A Pearson correlation of -0.41 was obtained between the level of lipid oxidation and polyphenols in colostrum with significance (). This means that the higher the levels of polyphenols, the lower the MDA levels. The value of the Pearson coefficient, -0.41, indicates that at a 98% significance level, polyphenols contribute about 40% to the prevention of oxidation of lipids in colostrum. It is likely that other factors, such as activity of antioxidant enzymes and genetic factors, also are involved and influence the process. We analyzed the results according to the ethnicities. No differences were found between the ethnicities. In the preeclampsia group, 11 had CS compared with 5 in the control group. When we analyzed the results within the groups with/without CS, we found that in the control group, a higher level (13%) of MDA was measured in the CS delivery compared with vaginal birth, and a higher level of polyphenols in the vaginal birth compared with CS. No difference was found in the preeclampsia group between those with and without CS. These results support our thesis even more although statistical significance was not reached. Only minority of women had epidural anesthesia: one in the control group and 3 in the preeclampsia group. This did not affect the results.

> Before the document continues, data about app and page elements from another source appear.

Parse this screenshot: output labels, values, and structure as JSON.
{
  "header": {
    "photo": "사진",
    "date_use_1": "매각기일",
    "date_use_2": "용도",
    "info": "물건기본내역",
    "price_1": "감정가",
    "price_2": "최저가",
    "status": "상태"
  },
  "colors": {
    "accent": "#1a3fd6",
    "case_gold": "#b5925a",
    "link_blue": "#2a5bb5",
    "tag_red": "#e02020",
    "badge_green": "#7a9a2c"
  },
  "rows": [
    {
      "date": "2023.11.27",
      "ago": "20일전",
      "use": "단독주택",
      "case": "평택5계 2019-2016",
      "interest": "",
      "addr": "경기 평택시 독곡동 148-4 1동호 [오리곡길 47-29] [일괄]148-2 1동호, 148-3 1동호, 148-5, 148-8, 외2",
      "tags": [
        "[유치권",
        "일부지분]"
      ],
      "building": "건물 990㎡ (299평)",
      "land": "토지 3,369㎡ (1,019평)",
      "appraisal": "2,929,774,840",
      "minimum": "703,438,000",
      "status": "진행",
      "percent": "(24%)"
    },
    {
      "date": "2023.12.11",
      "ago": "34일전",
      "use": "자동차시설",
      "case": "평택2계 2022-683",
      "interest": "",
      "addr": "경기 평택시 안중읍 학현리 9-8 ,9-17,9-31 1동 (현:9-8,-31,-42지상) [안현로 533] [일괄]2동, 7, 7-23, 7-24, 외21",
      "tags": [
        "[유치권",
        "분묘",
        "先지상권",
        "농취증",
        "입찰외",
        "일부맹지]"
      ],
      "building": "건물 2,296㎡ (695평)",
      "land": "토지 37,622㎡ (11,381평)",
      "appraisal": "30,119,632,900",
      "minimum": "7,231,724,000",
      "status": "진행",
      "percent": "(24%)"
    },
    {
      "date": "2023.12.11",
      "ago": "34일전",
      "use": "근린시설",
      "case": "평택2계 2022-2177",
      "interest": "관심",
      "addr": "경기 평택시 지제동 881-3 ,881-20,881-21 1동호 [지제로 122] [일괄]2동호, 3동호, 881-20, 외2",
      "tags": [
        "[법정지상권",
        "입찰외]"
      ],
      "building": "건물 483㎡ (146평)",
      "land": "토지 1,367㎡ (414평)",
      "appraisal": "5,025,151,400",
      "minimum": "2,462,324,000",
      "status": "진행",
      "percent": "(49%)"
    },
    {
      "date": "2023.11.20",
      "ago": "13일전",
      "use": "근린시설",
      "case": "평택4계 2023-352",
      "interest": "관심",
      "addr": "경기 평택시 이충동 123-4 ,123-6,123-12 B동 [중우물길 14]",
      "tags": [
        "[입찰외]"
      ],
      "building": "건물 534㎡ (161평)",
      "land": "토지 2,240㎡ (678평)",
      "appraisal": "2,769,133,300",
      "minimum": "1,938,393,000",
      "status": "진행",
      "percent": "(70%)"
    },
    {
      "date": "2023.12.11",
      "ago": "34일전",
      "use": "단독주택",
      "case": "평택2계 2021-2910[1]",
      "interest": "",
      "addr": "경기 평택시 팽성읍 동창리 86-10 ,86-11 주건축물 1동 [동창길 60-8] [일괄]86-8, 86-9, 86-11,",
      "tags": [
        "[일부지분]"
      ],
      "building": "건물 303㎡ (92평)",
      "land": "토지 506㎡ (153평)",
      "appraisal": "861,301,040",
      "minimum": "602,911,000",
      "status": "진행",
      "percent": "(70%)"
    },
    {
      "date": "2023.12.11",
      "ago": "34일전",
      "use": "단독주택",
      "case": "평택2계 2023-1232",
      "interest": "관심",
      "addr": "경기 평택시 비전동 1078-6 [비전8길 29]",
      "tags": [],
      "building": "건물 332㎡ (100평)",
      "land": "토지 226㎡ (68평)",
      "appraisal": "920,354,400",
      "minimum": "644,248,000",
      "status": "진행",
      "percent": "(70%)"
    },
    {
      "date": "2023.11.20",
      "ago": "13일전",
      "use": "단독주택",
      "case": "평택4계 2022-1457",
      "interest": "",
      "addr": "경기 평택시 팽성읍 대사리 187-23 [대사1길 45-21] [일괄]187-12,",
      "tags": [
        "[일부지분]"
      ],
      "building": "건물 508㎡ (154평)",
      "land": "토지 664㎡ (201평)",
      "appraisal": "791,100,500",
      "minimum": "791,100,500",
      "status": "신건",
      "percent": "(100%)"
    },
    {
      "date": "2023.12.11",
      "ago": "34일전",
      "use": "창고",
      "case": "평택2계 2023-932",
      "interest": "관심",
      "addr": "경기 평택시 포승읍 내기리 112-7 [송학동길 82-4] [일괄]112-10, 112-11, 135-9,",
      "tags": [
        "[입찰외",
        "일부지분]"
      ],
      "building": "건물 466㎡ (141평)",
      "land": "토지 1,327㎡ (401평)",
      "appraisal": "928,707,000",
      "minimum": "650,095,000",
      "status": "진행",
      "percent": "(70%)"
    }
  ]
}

4. Conclusions

This work has interesting and important conclusions. The colostrum of women with preeclampsia was found to be richer in polyphenols than that colostrum of healthy women. Levels of lipid oxidation were found to be lower in the preeclampsia group. High levels of colostrum polyphenols appear to affect the decrease in lipid oxidation. All differences are statistically significant. The main conclusion is that the woman’s body apparently has a compensation mechanism that protects the newborn from the stress processes the mother experiences. These results are consistent with studies showing an increase in the levels of components in breast milk that are supposed to provide protection for the baby in the group of women with preeclampsia [13, 14]. It was shown that milk LCPUFAs and neurotrophins are altered in preeclampsia. LCPUFA could plausibly influence the growth especially in children born to mothers with preeclampsia (18). Preeclampsia may affect milk cytokine balance and offer an immunological signal for the host defense in high-risk neonates [14].

Our recommendation following this study is to encourage women who have experienced preeclampsia to breastfeed their children in the first days of life. We believe this is very important in protecting their newborn.

Our study has potential limitations mainly due to its sample size. In addition, there are more methods to measure polyphenols. We think that similar results to those of other/different methods could support our study results.

Data Availability

The data used to support the findings of this study are available from the corresponding author upon request.

Conflicts of Interest

The authors declare that they have no conflicts of interest.